Mobile digital lenders will be barred from blacklisting borrowers who default on loans of less than Sh1, 000 in proposed regulations that will come into force in March next year.
The proposed Digital Credit Providers Regulations, 2021 say that the lenders will only forward names for defaults of over Sh1,000 to credit reference bureaus (CRBs) in a bid to protect millions of Kenyans whose ability to borrow has been hurt by the listing for defaulting payment of the soft loans.
Digital lenders who breach this requirement risk losing their operating licences in addition to undisclosed fines from the Central Bank of Kenya (CBK).
The regulations are part of changes to the law that gave CBK powers to approve interest rates for digital lenders, bringing the mobile lending firms under a similar operating environment like banks and microfinanciers.
“A digital credit provider shall not submit to any credit reference bureau any negative credit information of a customer or any other person where the amount related to the credit information does not exceed one thousand shillings,” reads the proposed law.
The regulations are undergoing public scrutiny ahead of their gazettement before March 23 when CBK will start regulating the hundreds of digital lenders in Kenya in a bid to stem predatory lending.
Data from the country’s three CRBs shows that borrowers who have defaulted on digital loans of less than Sh1,000 make up the bulk of 4.6 million borrowers blacklisted as at start of this month.
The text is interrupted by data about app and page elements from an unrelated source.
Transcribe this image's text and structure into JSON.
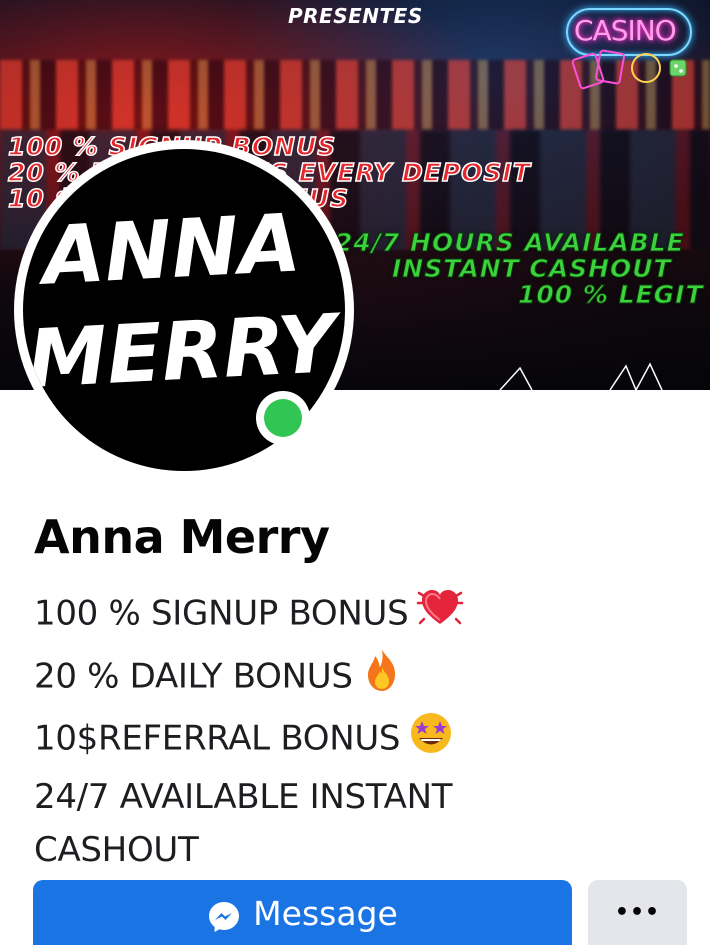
{
  "cover": {
    "presentes": "PRESENTES",
    "casino": "CASINO",
    "promo_red": [
      "100 % SIGNUP BONUS",
      "20 % DAILY BONUS EVERY DEPOSIT",
      "10 $ REFERRAL BONUS"
    ],
    "promo_green": [
      "24/7 HOURS AVAILABLE",
      "INSTANT CASHOUT",
      "100 % LEGIT"
    ]
  },
  "avatar": {
    "logo_line1": "ANNA",
    "logo_line2": "MERRY",
    "online": true
  },
  "profile": {
    "name": "Anna Merry",
    "bio": [
      {
        "text": "100 % SIGNUP BONUS",
        "emoji": "sparkling-heart"
      },
      {
        "text": "20 % DAILY BONUS",
        "emoji": "fire"
      },
      {
        "text": "10$REFERRAL BONUS",
        "emoji": "star-struck"
      },
      {
        "text": "24/7 AVAILABLE INSTANT",
        "emoji": ""
      },
      {
        "text": "CASHOUT",
        "emoji": ""
      }
    ]
  },
  "actions": {
    "message_label": "Message",
    "message_icon": "messenger-icon",
    "more_label": "•••"
  },
  "colors": {
    "primary_button": "#1b74e4",
    "secondary_button": "#e4e6eb",
    "online": "#31c653"
  }
}
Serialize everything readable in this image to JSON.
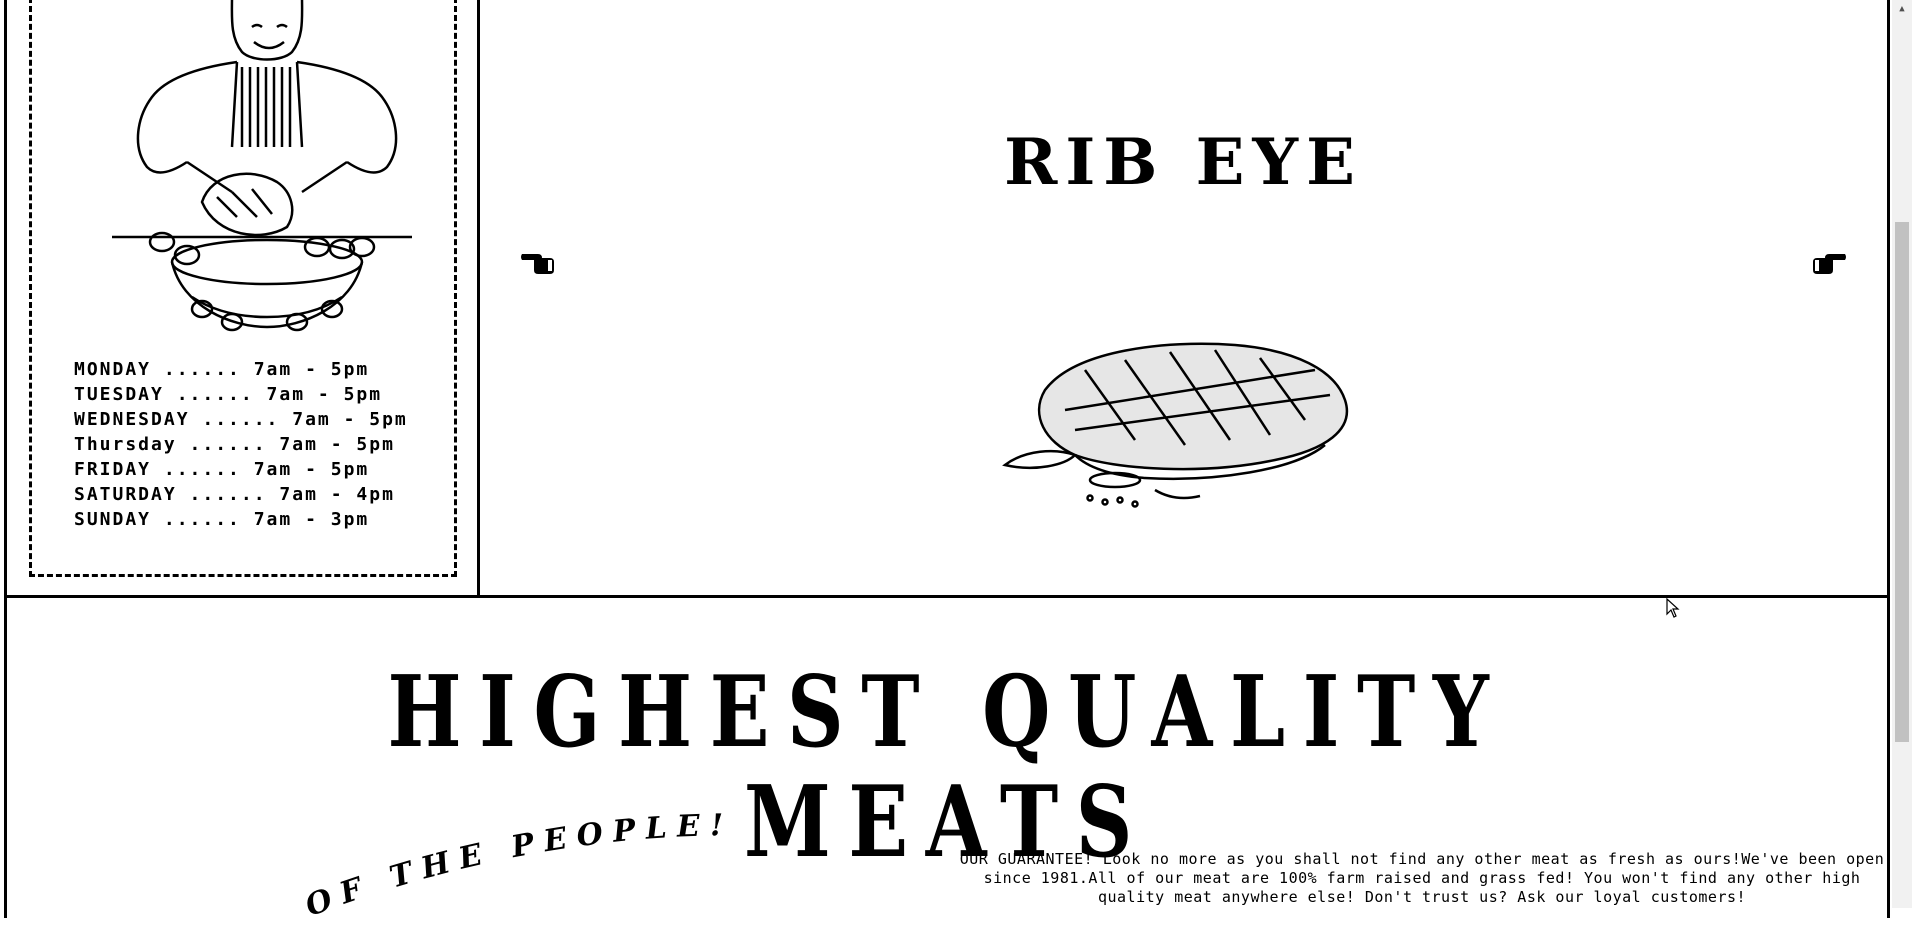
{
  "hours": [
    "MONDAY ...... 7am - 5pm",
    "TUESDAY ...... 7am - 5pm",
    "WEDNESDAY ...... 7am - 5pm",
    "Thursday ...... 7am - 5pm",
    "FRIDAY ...... 7am - 5pm",
    "SATURDAY ...... 7am - 4pm",
    "SUNDAY ...... 7am - 3pm"
  ],
  "slider": {
    "title": "RIB EYE",
    "prev_icon": "pointing-hand-left-icon",
    "next_icon": "pointing-hand-right-icon"
  },
  "headline": "HIGHEST QUALITY MEATS",
  "curved_text": "OF THE PEOPLE!",
  "guarantee": "OUR GUARANTEE! Look no more as you shall not find any other meat as fresh as ours!We've been open since 1981.All of our meat are 100% farm raised and grass fed! You won't find any other high quality meat anywhere else! Don't trust us? Ask our loyal customers!",
  "colors": {
    "ink": "#000000",
    "background": "#ffffff",
    "scrollbar_thumb": "#c1c1c1"
  }
}
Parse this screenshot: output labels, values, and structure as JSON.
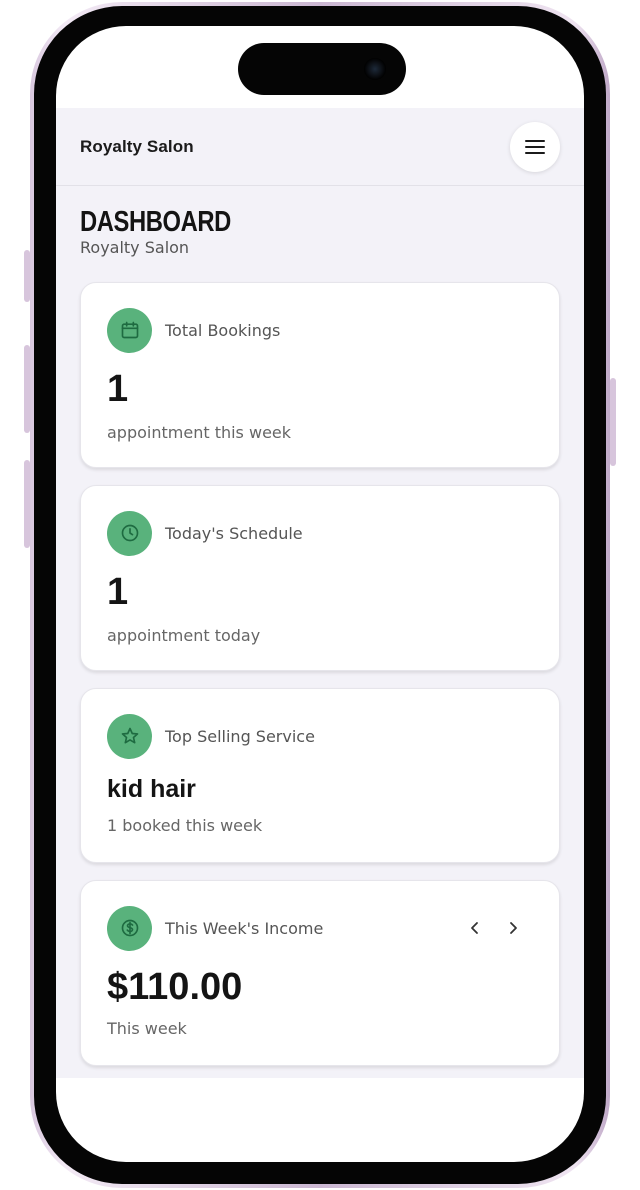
{
  "header": {
    "brand": "Royalty Salon",
    "menu_icon": "menu-icon"
  },
  "page": {
    "title": "DASHBOARD",
    "subtitle": "Royalty Salon"
  },
  "cards": [
    {
      "icon": "calendar-icon",
      "label": "Total Bookings",
      "value": "1",
      "desc": "appointment this week"
    },
    {
      "icon": "clock-icon",
      "label": "Today's Schedule",
      "value": "1",
      "desc": "appointment today"
    },
    {
      "icon": "star-icon",
      "label": "Top Selling Service",
      "value": "kid hair",
      "desc": "1 booked this week"
    },
    {
      "icon": "dollar-icon",
      "label": "This Week's Income",
      "value": "$110.00",
      "desc": "This week"
    }
  ],
  "colors": {
    "accent": "#59b27c",
    "background": "#f3f2f8",
    "card": "#ffffff",
    "text": "#141414"
  }
}
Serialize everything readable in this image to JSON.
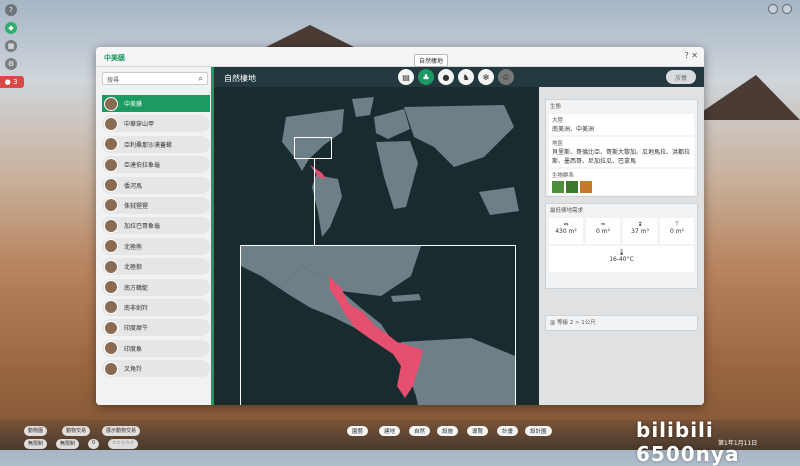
{
  "app": {
    "window_title": "中美貘",
    "tooltip": "自然棲地"
  },
  "left_bar": {
    "help": "?",
    "badge_count": "3"
  },
  "search": {
    "placeholder": "搜尋"
  },
  "animals": [
    {
      "name": "中美貘",
      "selected": true
    },
    {
      "name": "中華穿山甲"
    },
    {
      "name": "亞利桑那沙漠蓋蠍"
    },
    {
      "name": "亞達伯拉象龜"
    },
    {
      "name": "倭河馬"
    },
    {
      "name": "侏狨猩猩"
    },
    {
      "name": "加拉巴哥象龜"
    },
    {
      "name": "北極熊"
    },
    {
      "name": "北極狼"
    },
    {
      "name": "南方鶴鴕"
    },
    {
      "name": "南非劍羚"
    },
    {
      "name": "印度犀牛"
    },
    {
      "name": "印度象"
    },
    {
      "name": "叉角羚"
    }
  ],
  "main": {
    "title": "自然棲地",
    "tabs": [
      {
        "icon": "notebook-icon"
      },
      {
        "icon": "habitat-icon",
        "active": true
      },
      {
        "icon": "food-icon"
      },
      {
        "icon": "social-icon"
      },
      {
        "icon": "paw-icon"
      },
      {
        "icon": "trophy-icon"
      }
    ]
  },
  "right": {
    "header_button": "放養",
    "ecology": {
      "title": "生態",
      "continent_label": "大陸",
      "continent_value": "南美洲、中美洲",
      "region_label": "地區",
      "region_value": "貝里斯、哥倫比亞、哥斯大黎加、瓜地馬拉、洪都拉斯、墨西哥、尼加拉瓜、巴拿馬",
      "biome_label": "生物群系"
    },
    "habitat": {
      "title": "最低棲地需求",
      "stats": [
        "430 m²",
        "0 m²",
        "37 m³",
        "0 m²"
      ],
      "temperature": "16-40°C",
      "footer": "等級 2 > 1公尺"
    }
  },
  "bottom": {
    "left_buttons": [
      "動物園",
      "動物交易",
      "展示動物交易"
    ],
    "status_left": "無限制",
    "status_mid": "無限制",
    "status_count": "0",
    "center_buttons": [
      "園藝",
      "建地",
      "自然",
      "設施",
      "導覽",
      "計畫",
      "設計圖"
    ],
    "date": "第1年1月11日",
    "watermark": "bilibili 6500nya"
  }
}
The government had from April to December last year suspended negative listing of borrowers owing less than Sh1,000 to protect borrowers reeling from layoffs and salary cuts that hurt their ability to repay loans.
In September, President Uhuru Kenyatta announced a moratorium on the negative listing of borrowers with loans below Sh5 million with CRBs for a year, a directive that has, however, been challenged in court.
Digital loans have gained popularity due to their ease of application for borrowers seeking quick cash free that does not require collateral.
But hidden charges that rise up to 520 percent per year have led to mounting defaults and an ever-growing number of defaulters.
The lenders have also been pursuing defaulters by informing their friends and family using contact information scraped from their phones or by threatening to tell their employers.
Digital firms have in recent years flooded the local market, attracted by demand for quick credit that does not require collateral. Borrowers get loans within minutes via their mobile phones, making digital loans a quick fix for daily bills.